All right. Then the next thing is what are three things Naomi could be doing better? What can they do to be more helpful? That is things and that goes along with the other one, and with the second one, just giving you things that you could improve on. The second one is about meeting expectations. This is about behaviour. These are things that are project-related maybe. The reason that it asks specifically for three things is because if you ask your manager is there anything that I could be doing better, it's very easy to say yes, no, all good.

If you ask for three things, generally, their brains will think, "I've got to enumerate three things" and they may give you one thing. Whether that actually works, - I don't have science is to to back it up. The last thing in here is updates and other things. That's much like in the first section, just something to capture other things that are not related to these first four questions. So there is one more thing.

There is one more thing that I put into the template which are action items. Going through all of these things we talked about here, you will probably have come up with some things that you decide you need to do going forward, like maybe you need to go back to a certain ... write down a career-development plan. Put a check box. Make sure they got done, so you've got a lot of things to prove these things get done, and you just have all the documentation, you haven't reminded to do things, everything should be taken care of.

Right.

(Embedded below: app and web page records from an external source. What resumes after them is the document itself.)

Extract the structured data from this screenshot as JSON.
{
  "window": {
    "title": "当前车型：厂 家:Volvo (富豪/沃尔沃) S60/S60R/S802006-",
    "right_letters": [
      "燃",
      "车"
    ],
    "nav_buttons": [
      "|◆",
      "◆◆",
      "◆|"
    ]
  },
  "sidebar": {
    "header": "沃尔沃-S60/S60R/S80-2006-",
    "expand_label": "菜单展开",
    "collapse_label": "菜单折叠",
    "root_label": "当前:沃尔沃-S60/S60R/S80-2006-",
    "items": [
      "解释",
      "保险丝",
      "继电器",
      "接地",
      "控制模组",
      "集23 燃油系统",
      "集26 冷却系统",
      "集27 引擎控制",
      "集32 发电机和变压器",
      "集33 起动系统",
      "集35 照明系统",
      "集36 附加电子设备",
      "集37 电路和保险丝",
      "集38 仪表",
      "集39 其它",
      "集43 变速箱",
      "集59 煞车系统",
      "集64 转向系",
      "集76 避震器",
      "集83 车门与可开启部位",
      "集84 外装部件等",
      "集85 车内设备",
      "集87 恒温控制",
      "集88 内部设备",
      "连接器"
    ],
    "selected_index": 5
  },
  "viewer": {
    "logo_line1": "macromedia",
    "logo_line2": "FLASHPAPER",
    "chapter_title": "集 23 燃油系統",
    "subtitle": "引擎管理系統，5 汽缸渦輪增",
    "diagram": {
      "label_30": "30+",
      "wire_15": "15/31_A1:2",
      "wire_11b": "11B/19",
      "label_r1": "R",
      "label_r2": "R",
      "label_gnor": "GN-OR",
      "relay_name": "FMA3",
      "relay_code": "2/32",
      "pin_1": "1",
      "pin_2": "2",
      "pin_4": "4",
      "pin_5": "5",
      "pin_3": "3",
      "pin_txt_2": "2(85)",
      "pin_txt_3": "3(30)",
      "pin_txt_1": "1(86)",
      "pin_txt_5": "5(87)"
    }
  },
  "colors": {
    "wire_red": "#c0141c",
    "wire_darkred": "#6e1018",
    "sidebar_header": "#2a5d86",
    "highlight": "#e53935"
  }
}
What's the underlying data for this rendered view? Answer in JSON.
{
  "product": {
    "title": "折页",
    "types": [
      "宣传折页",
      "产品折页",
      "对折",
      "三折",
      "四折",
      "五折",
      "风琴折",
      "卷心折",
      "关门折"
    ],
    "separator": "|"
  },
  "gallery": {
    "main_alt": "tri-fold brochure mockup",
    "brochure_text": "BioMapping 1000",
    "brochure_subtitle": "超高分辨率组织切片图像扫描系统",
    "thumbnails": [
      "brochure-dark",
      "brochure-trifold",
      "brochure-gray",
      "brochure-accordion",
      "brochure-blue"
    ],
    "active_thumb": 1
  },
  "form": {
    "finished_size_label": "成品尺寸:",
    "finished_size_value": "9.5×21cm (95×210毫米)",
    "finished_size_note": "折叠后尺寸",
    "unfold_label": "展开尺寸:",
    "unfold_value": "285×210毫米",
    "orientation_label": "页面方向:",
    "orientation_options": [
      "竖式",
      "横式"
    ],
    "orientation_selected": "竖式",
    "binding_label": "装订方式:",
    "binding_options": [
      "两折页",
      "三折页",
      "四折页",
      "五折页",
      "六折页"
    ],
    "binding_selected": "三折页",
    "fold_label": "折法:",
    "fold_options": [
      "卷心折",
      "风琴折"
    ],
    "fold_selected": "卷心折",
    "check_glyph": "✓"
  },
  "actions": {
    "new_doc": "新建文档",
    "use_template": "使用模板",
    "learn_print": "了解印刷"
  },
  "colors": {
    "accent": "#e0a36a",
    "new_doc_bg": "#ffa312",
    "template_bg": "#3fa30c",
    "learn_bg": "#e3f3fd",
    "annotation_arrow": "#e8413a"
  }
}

Now, one pro tip, and I've mentioned this before. Put this all into one document, all of the one-on-ones should be in one document so that you have easy access to them, searchable, and once a performance review comes around, you can scroll through all of them, look at what went well, look at your accomplishments, and it will be a lot, maybe look at what your manager said about good things that you've done, and you can write about all of that in your performance review, it will become a lot easier to write those. For a lot of people, those are hard things to write, especially the first few times that you're writing them, this will make it easier.

Okay. I hope what I've told you just now will help you use the one-on-ones as the support tool they are meant to be and make your one-on-ones more effective from the get-go. I think that leaves us time for questions.